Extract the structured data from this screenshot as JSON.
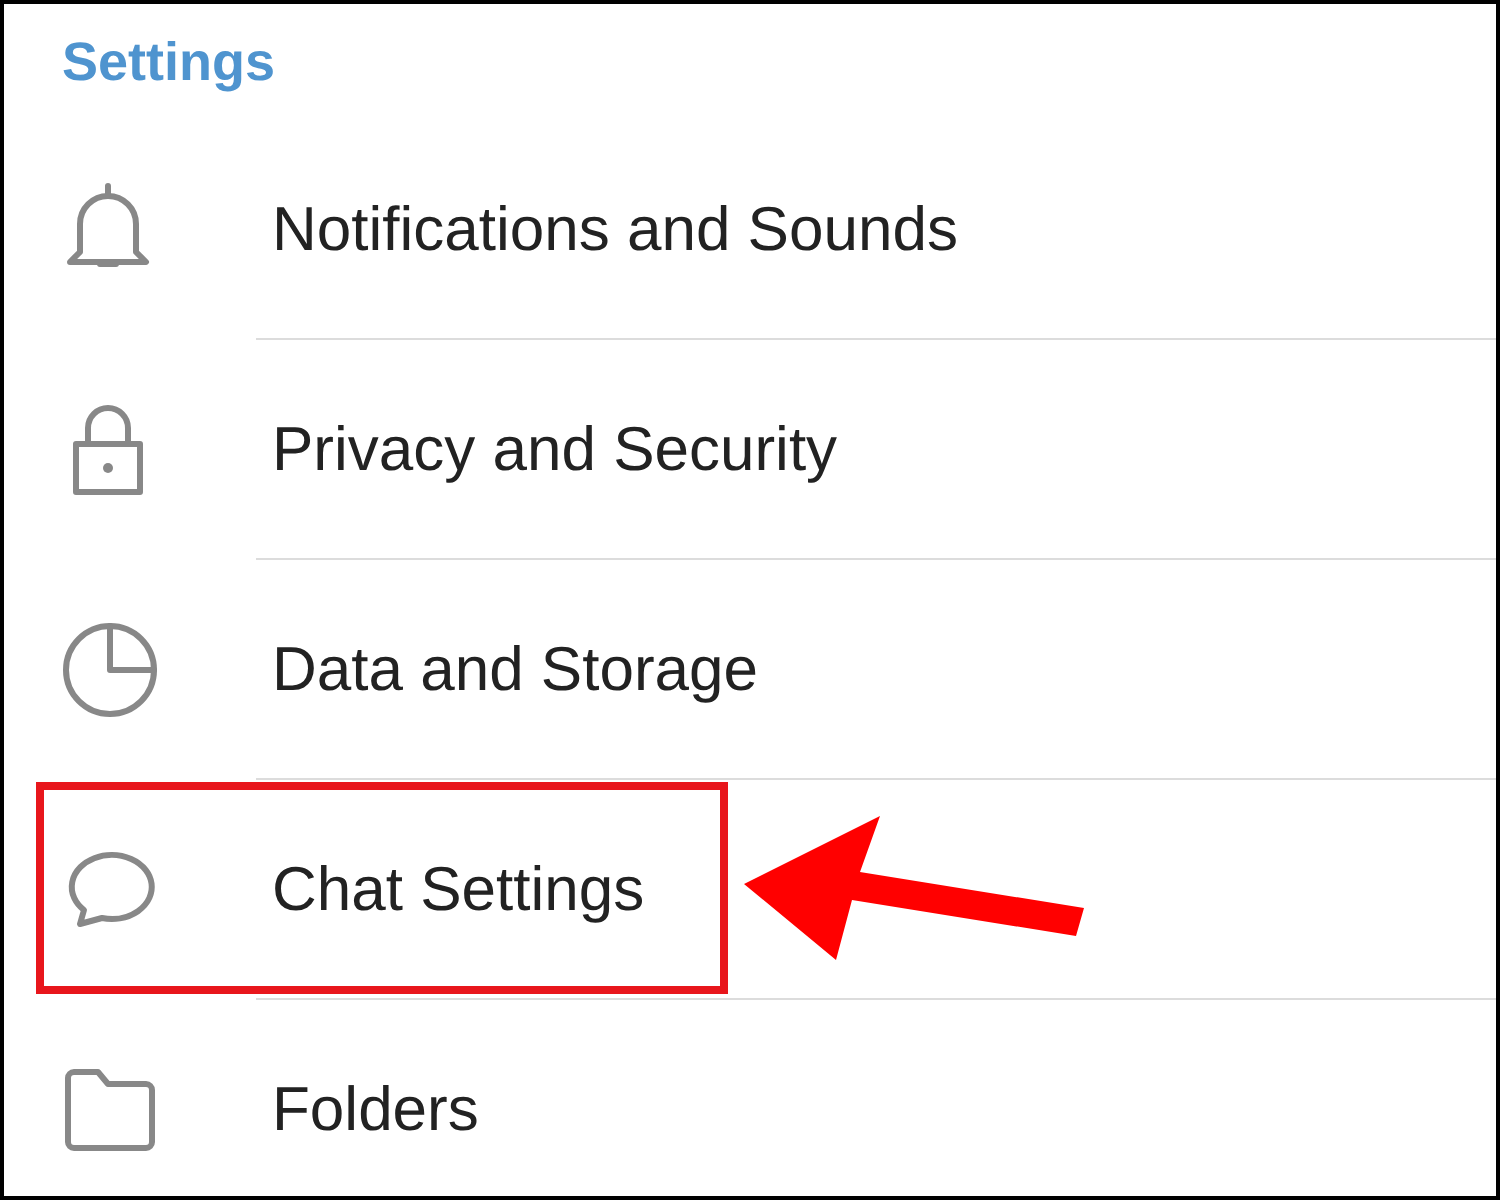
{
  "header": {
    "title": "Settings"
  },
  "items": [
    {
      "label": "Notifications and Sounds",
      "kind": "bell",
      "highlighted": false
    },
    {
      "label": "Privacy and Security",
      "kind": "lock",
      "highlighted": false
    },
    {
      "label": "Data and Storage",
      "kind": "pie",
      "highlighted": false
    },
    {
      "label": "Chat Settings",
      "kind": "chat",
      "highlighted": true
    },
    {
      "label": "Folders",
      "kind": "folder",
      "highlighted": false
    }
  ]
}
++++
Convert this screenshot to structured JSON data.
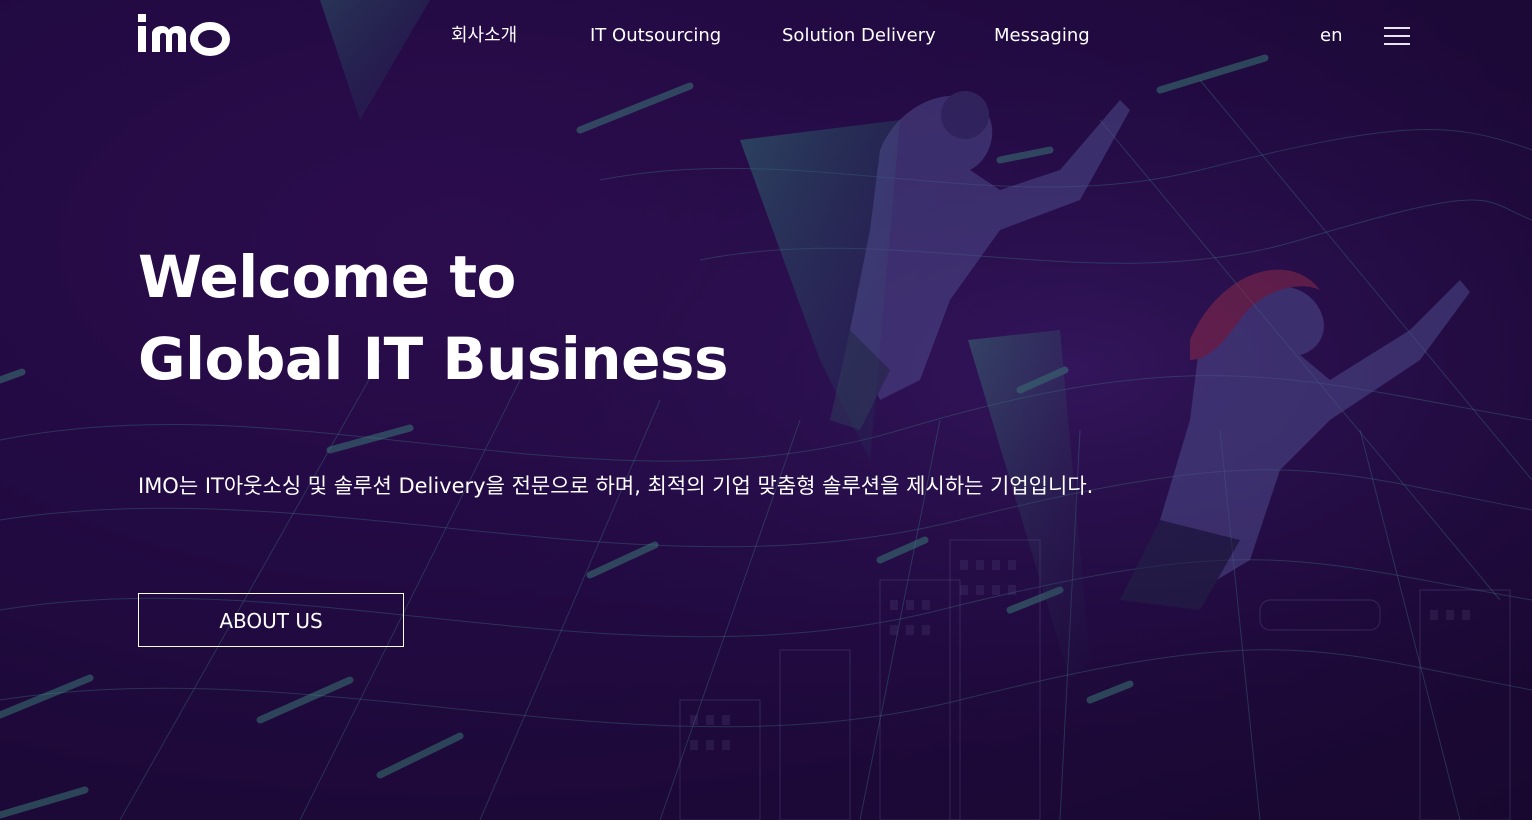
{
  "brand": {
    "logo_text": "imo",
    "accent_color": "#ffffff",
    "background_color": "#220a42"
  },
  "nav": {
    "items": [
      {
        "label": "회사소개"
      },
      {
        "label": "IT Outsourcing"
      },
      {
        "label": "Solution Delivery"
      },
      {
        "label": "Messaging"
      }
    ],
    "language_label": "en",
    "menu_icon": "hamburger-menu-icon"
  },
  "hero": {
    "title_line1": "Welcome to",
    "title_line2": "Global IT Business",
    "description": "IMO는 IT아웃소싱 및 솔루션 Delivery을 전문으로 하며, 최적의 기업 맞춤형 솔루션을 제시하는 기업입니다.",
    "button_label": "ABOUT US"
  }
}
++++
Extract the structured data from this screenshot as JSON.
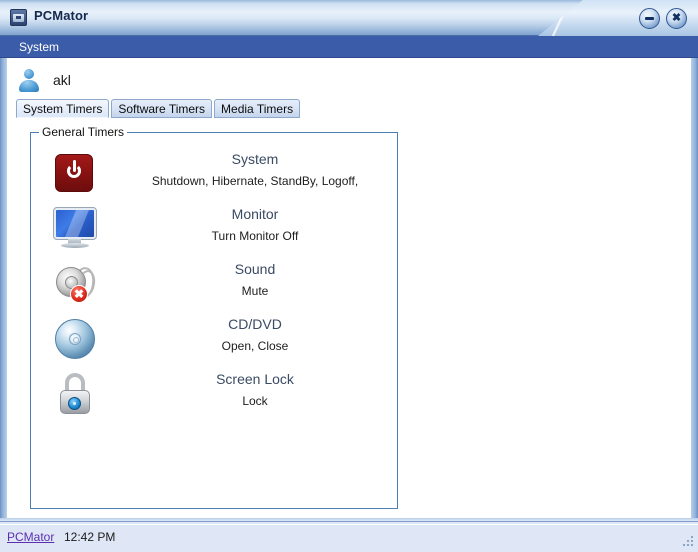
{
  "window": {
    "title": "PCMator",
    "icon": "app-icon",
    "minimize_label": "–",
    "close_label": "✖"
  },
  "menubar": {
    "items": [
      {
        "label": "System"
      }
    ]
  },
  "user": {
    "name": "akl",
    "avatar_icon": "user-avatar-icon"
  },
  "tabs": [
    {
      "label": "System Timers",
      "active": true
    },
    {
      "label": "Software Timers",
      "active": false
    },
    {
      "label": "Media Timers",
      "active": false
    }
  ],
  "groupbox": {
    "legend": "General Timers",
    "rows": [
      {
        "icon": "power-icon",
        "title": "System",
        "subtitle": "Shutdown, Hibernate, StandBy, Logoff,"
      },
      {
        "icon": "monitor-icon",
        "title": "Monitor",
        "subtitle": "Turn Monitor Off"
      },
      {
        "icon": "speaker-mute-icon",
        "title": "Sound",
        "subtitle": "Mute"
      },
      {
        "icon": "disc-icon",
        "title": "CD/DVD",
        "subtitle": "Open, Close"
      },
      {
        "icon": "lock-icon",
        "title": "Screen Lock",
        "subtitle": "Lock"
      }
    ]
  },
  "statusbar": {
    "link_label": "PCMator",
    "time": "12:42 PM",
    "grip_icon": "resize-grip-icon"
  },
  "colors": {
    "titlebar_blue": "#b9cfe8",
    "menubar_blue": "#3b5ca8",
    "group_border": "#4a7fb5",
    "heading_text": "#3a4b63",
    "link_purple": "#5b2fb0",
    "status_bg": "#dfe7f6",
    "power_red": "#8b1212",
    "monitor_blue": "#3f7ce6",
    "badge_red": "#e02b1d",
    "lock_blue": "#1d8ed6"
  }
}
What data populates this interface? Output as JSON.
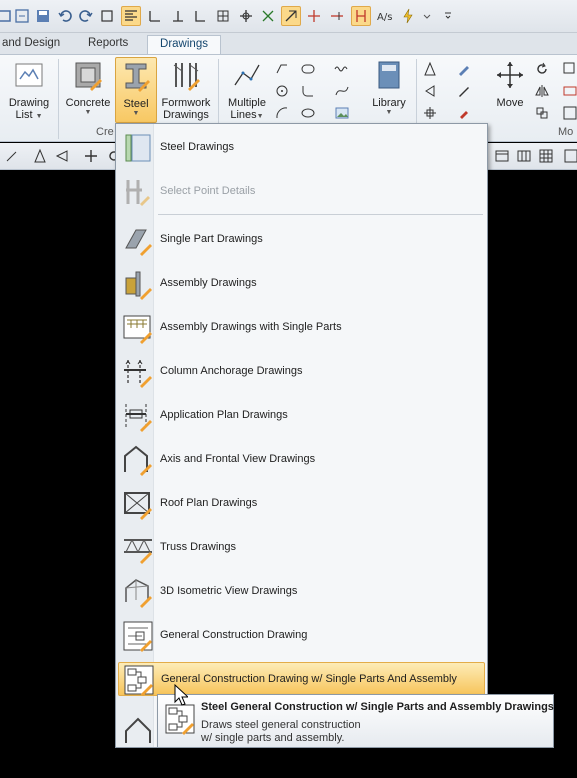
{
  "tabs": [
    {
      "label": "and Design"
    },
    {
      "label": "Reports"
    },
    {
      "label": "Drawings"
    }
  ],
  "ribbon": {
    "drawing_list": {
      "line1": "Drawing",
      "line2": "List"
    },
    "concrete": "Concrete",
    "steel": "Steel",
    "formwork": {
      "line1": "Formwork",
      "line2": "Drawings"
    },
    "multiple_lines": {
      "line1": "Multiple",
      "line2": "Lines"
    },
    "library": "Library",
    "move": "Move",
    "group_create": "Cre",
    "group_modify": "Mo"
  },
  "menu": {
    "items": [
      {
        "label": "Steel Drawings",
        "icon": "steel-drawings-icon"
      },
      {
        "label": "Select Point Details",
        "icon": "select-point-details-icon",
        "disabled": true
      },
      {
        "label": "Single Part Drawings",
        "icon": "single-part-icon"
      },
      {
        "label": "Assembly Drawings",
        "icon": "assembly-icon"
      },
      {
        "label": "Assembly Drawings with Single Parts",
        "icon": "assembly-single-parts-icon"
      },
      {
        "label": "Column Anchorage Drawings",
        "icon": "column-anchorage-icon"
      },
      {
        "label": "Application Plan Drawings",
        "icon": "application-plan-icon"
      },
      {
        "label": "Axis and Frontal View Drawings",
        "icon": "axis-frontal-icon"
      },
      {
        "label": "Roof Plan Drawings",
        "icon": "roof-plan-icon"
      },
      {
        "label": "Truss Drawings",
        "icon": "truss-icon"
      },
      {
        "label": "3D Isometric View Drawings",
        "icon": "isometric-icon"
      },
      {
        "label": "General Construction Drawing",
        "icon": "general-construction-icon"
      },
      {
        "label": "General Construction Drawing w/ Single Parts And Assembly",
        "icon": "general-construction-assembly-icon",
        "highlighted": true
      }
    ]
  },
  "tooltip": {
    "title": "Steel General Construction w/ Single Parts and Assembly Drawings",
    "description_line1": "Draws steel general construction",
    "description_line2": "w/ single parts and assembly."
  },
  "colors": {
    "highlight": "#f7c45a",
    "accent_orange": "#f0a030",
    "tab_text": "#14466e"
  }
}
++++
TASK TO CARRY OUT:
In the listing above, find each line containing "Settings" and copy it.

TASK SOLUTION:
    "title": "Settings"
      "label": "Chat Settings",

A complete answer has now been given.